“Gun guys are not like camera buffs; they’re not like fly fishermen, not like car buffs. It’s deep, it’s really deep,” he explains. “I was really trying to figure out why these things move us, why they are so important to us.” Baum’s own love affair with guns began at age 5; at summer camp he discovered he had a natural aptitude for target shooting. He was attracted to the physicality of guns and charmed by the James Bond mythology he associated with them. But in his liberal suburb, the late ’60s brought a schism between the weapons and his world. “I was against the [Vietnam] war too, and aspired to the hippie aesthetic as much as any other sixth-grader,” he writes. “But that didn’t keep me from liking guns. To me, they were separate.” This separation between guns and violence is an essential part of Baum’s world view.
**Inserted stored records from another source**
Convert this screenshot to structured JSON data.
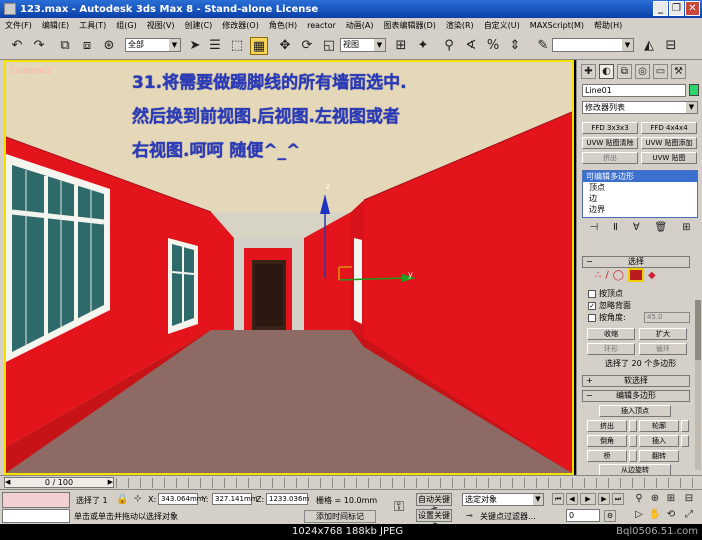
{
  "titlebar": {
    "title": "123.max - Autodesk 3ds Max 8 - Stand-alone License"
  },
  "menus": [
    "文件(F)",
    "编辑(E)",
    "工具(T)",
    "组(G)",
    "视图(V)",
    "创建(C)",
    "修改器(O)",
    "角色(H)",
    "reactor",
    "动画(A)",
    "图表编辑器(D)",
    "渲染(R)",
    "自定义(U)",
    "MAXScript(M)",
    "帮助(H)"
  ],
  "toolbar": {
    "filter": "全部",
    "refcoord": "视图"
  },
  "viewport": {
    "label": "Camera02",
    "caption": [
      "31.将需要做踢脚线的所有墙面选中.",
      "然后换到前视图.后视图.左视图或者",
      "右视图.呵呵  随便^_^"
    ],
    "gizmo_y": "y",
    "gizmo_z": "z",
    "colors": {
      "wall": "#e3141b",
      "ceiling": "#e5d8b8",
      "floor": "#8d6a63"
    }
  },
  "panel": {
    "object_name": "Line01",
    "modifier_list": "修改器列表",
    "buttons": [
      "FFD 3x3x3",
      "FFD 4x4x4",
      "UVW 贴图清除",
      "UVW 贴图添加",
      "挤出",
      "UVW 贴图"
    ],
    "stack": [
      "可编辑多边形",
      "顶点",
      "边",
      "边界"
    ],
    "select_rollout": "选择",
    "by_vertex": "按顶点",
    "ignore_backface": "忽略背面",
    "by_angle": "按角度:",
    "angle_value": "45.0",
    "shrink": "收缩",
    "grow": "扩大",
    "ring": "环形",
    "loop": "循环",
    "selected_info": "选择了 20 个多边形",
    "soft_select": "软选择",
    "edit_poly": "编辑多边形",
    "insert_vertex": "插入顶点",
    "extrude": "挤出",
    "outline": "轮廓",
    "bevel": "倒角",
    "inset": "插入",
    "bridge": "桥",
    "flip": "翻转",
    "hinge": "从边旋转"
  },
  "timeline": {
    "frame": "0 / 100"
  },
  "status": {
    "selected": "选择了 1",
    "x": "343.064mm",
    "y": "327.141mm",
    "z": "1233.036m",
    "grid": "栅格 = 10.0mm",
    "prompt": "单击或单击并拖动以选择对象",
    "add_time_tag": "添加时间标记",
    "auto_key": "自动关键点",
    "set_key": "设置关键点",
    "selected_obj": "选定对象",
    "key_filters": "关键点过滤器...",
    "frame_value": "0"
  },
  "footer": {
    "resolution": "1024x768  188kb  JPEG",
    "watermark": "Bql0506.51.com"
  }
}
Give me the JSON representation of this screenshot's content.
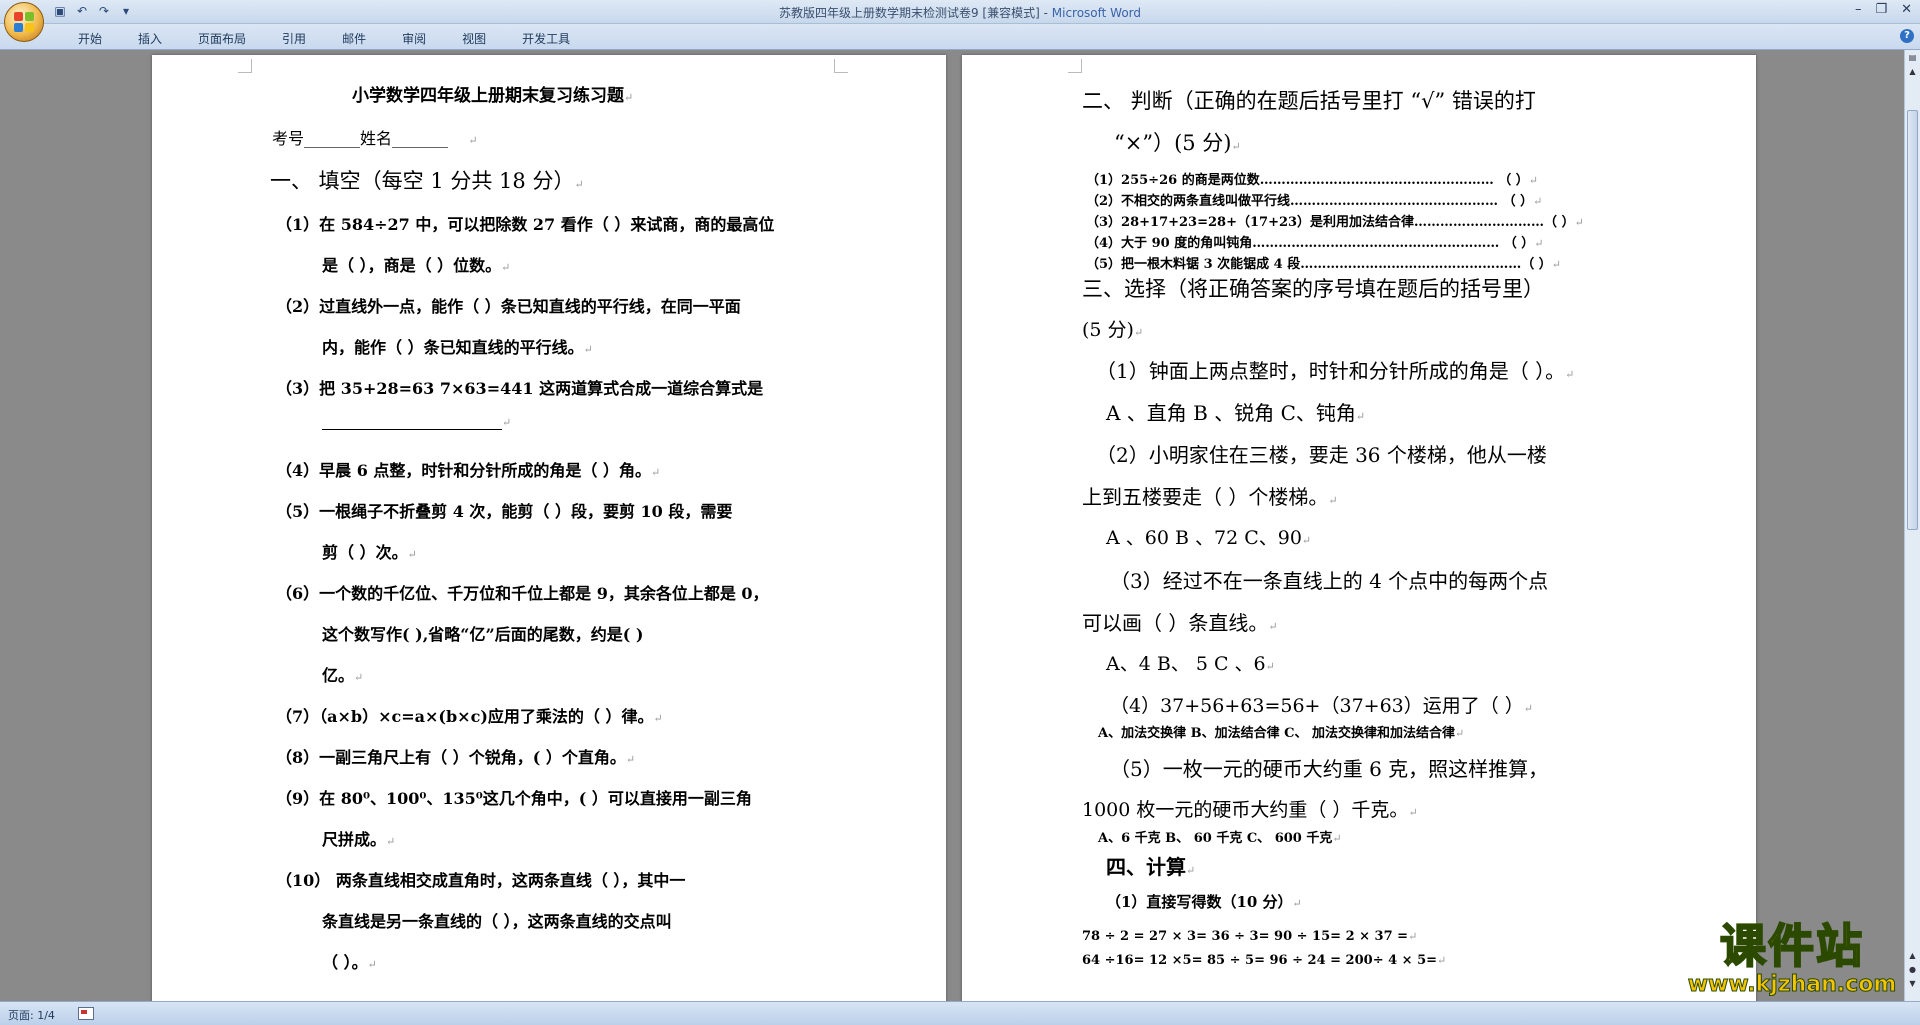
{
  "window": {
    "title": "苏教版四年级上册数学期末检测试卷9 [兼容模式] - ",
    "app_name": "Microsoft Word"
  },
  "ribbon": {
    "tabs": [
      "开始",
      "插入",
      "页面布局",
      "引用",
      "邮件",
      "审阅",
      "视图",
      "开发工具"
    ]
  },
  "status": {
    "page": "页面: 1/4"
  },
  "watermark": {
    "main": "课件站",
    "url": "www.kjzhan.com"
  },
  "left_page": {
    "title": "小学数学四年级上册期末复习练习题",
    "student_line": "考号_______姓名_______",
    "section1": "一、 填空（每空 1 分共 18 分）",
    "q1a": "（1）在 584÷27 中，可以把除数 27 看作（    ）来试商，商的最高位",
    "q1b": "是（  ），商是（  ）位数。",
    "q2a": "（2）过直线外一点，能作（  ）条已知直线的平行线，在同一平面",
    "q2b": "内，能作（    ）条已知直线的平行线。",
    "q3a": "（3）把  35+28=63     7×63=441  这两道算式合成一道综合算式是",
    "q4": "（4）早晨 6 点整，时针和分针所成的角是（    ）角。",
    "q5a": "（5）一根绳子不折叠剪 4 次，能剪（      ）段，要剪 10 段，需要",
    "q5b": "剪（      ）次。",
    "q6a": "（6）一个数的千亿位、千万位和千位上都是 9，其余各位上都是 0，",
    "q6b": "这个数写作(          ),省略“亿”后面的尾数，约是(                )",
    "q6c": "亿。",
    "q7": "（7）（a×b）×c=a×(b×c)应用了乘法的（          ）律。",
    "q8": "（8）一副三角尺上有（    ）个锐角，(        ）个直角。",
    "q9a": "（9）在 80⁰、100⁰、135⁰这几个角中，(        ）可以直接用一副三角",
    "q9b": "尺拼成。",
    "q10a": "（10）      两条直线相交成直角时，这两条直线（              ），其中一",
    "q10b": "条直线是另一条直线的（              ），这两条直线的交点叫",
    "q10c": "（          ）。"
  },
  "right_page": {
    "section2a": "二、 判断（正确的在题后括号里打 “√” 错误的打",
    "section2b": "“×”）(5 分)",
    "j1": "（1）255÷26 的商是两位数………………………………………………  （    ）",
    "j2": "（2）不相交的两条直线叫做平行线…………………………………………  （    ）",
    "j3": "（3）28+17+23=28+（17+23）是利用加法结合律…………………………（    ）",
    "j4": "（4）大于 90 度的角叫钝角…………………………………………………  （    ）",
    "j5": "（5）把一根木料锯 3 次能锯成 4 段……………………………………………（    ）",
    "section3a": "三、选择（将正确答案的序号填在题后的括号里）",
    "section3b": "(5 分)",
    "c1": "（1）钟面上两点整时，时针和分针所成的角是（    ）。",
    "c1_opts": "A 、直角              B 、锐角              C、钝角",
    "c2a": "（2）小明家住在三楼，要走  36  个楼梯，他从一楼",
    "c2b": "上到五楼要走（      ）个楼梯。",
    "c2_opts": "A 、60                  B 、72                C、90",
    "c3a": "（3）经过不在一条直线上的  4  个点中的每两个点",
    "c3b": "可以画（   ）条直线。",
    "c3_opts": "A、4                     B、  5                  C  、6",
    "c4": "（4）37+56+63=56+（37+63）运用了（        ）",
    "c4_opts": "A、加法交换律    B、加法结合律    C、  加法交换律和加法结合律",
    "c5a": "（5）一枚一元的硬币大约重  6  克，照这样推算，",
    "c5b": "1000 枚一元的硬币大约重（        ）千克。",
    "c5_opts": "A、6 千克                B、  60 千克                C、   600 千克",
    "section4": "四、计算",
    "calc1": "（1）直接写得数（10 分）",
    "calc_row1": "78  ÷ 2 =          27  ×  3=          36  ÷    3=          90    ÷  15=          2  ×  37  =",
    "calc_row2": "64  ÷16=          12  ×5=          85  ÷ 5=          96    ÷  24 =          200÷   4  ×  5="
  }
}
As he details the way guns make him feel, one thing becomes clear: He finds power in carrying but not using a weapon.
more from Carolyn Kellogg at the LA Times here.